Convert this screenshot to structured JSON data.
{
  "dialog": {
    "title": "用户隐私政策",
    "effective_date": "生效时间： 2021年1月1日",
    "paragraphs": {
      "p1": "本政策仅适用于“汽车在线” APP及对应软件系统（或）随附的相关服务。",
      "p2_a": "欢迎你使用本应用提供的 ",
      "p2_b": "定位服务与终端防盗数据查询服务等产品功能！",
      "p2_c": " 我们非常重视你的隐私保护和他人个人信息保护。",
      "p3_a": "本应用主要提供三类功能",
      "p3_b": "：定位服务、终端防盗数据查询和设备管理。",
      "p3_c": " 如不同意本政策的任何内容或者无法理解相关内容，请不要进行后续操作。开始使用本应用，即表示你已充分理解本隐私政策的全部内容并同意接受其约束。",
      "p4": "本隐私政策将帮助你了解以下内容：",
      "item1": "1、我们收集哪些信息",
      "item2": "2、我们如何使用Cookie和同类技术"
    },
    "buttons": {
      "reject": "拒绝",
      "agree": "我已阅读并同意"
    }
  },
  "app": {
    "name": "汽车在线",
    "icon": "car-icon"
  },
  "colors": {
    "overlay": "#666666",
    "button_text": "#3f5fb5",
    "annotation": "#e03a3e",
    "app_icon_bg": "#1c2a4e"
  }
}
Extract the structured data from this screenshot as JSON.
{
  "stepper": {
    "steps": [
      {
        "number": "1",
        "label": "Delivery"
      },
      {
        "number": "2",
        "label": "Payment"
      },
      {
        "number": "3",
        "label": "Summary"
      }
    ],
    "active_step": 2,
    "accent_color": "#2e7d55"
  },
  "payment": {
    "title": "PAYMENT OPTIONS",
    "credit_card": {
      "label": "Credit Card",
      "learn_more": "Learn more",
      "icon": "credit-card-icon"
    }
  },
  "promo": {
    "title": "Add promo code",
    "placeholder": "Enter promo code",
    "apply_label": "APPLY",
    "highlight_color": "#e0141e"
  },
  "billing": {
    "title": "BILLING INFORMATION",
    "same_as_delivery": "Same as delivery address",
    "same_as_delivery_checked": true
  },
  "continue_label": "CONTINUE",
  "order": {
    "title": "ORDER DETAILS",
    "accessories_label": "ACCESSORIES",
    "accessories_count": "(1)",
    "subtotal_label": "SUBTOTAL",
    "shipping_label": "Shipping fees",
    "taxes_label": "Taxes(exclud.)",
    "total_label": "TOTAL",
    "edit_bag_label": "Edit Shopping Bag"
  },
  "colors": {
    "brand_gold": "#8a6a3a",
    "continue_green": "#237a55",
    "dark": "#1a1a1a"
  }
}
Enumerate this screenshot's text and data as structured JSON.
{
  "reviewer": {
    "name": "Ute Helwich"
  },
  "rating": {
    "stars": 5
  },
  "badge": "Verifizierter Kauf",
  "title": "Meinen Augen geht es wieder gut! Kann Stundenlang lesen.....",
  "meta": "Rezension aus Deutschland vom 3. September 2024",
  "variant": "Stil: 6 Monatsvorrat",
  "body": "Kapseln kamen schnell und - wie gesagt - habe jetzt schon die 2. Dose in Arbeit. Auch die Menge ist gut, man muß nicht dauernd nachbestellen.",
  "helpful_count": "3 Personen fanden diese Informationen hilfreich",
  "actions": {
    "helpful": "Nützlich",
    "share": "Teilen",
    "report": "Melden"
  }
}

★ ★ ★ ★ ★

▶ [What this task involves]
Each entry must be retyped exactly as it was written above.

▶ [Task solution]
Convert this screenshot to structured JSON data.
{
  "dialog": {
    "title": "用户隐私政策",
    "effective_date": "生效时间： 2021年1月1日",
    "paragraphs": {
      "p1": "本政策仅适用于“汽车在线” APP及对应软件系统（或）随附的相关服务。",
      "p2_a": "欢迎你使用本应用提供的 ",
      "p2_b": "定位服务与终端防盗数据查询服务等产品功能！",
      "p2_c": " 我们非常重视你的隐私保护和他人个人信息保护。",
      "p3_a": "本应用主要提供三类功能",
      "p3_b": "：定位服务、终端防盗数据查询和设备管理。",
      "p3_c": " 如不同意本政策的任何内容或者无法理解相关内容，请不要进行后续操作。开始使用本应用，即表示你已充分理解本隐私政策的全部内容并同意接受其约束。",
      "p4": "本隐私政策将帮助你了解以下内容：",
      "item1": "1、我们收集哪些信息",
      "item2": "2、我们如何使用Cookie和同类技术"
    },
    "buttons": {
      "reject": "拒绝",
      "agree": "我已阅读并同意"
    }
  },
  "app": {
    "name": "汽车在线",
    "icon": "car-icon"
  },
  "colors": {
    "overlay": "#666666",
    "button_text": "#3f5fb5",
    "annotation": "#e03a3e",
    "app_icon_bg": "#1c2a4e"
  }
}
Extract the structured data from this screenshot as JSON.
{
  "stepper": {
    "steps": [
      {
        "number": "1",
        "label": "Delivery"
      },
      {
        "number": "2",
        "label": "Payment"
      },
      {
        "number": "3",
        "label": "Summary"
      }
    ],
    "active_step": 2,
    "accent_color": "#2e7d55"
  },
  "payment": {
    "title": "PAYMENT OPTIONS",
    "credit_card": {
      "label": "Credit Card",
      "learn_more": "Learn more",
      "icon": "credit-card-icon"
    }
  },
  "promo": {
    "title": "Add promo code",
    "placeholder": "Enter promo code",
    "apply_label": "APPLY",
    "highlight_color": "#e0141e"
  },
  "billing": {
    "title": "BILLING INFORMATION",
    "same_as_delivery": "Same as delivery address",
    "same_as_delivery_checked": true
  },
  "continue_label": "CONTINUE",
  "order": {
    "title": "ORDER DETAILS",
    "accessories_label": "ACCESSORIES",
    "accessories_count": "(1)",
    "subtotal_label": "SUBTOTAL",
    "shipping_label": "Shipping fees",
    "taxes_label": "Taxes(exclud.)",
    "total_label": "TOTAL",
    "edit_bag_label": "Edit Shopping Bag"
  },
  "colors": {
    "brand_gold": "#8a6a3a",
    "continue_green": "#237a55",
    "dark": "#1a1a1a"
  }
}
Enumerate this screenshot's text and data as structured JSON.
{
  "reviewer": {
    "name": "Ute Helwich"
  },
  "rating": {
    "stars": 5
  },
  "badge": "Verifizierter Kauf",
  "title": "Meinen Augen geht es wieder gut! Kann Stundenlang lesen.....",
  "meta": "Rezension aus Deutschland vom 3. September 2024",
  "variant": "Stil: 6 Monatsvorrat",
  "body": "Kapseln kamen schnell und - wie gesagt - habe jetzt schon die 2. Dose in Arbeit. Auch die Menge ist gut, man muß nicht dauernd nachbestellen.",
  "helpful_count": "3 Personen fanden diese Informationen hilfreich",
  "actions": {
    "helpful": "Nützlich",
    "share": "Teilen",
    "report": "Melden"
  }
}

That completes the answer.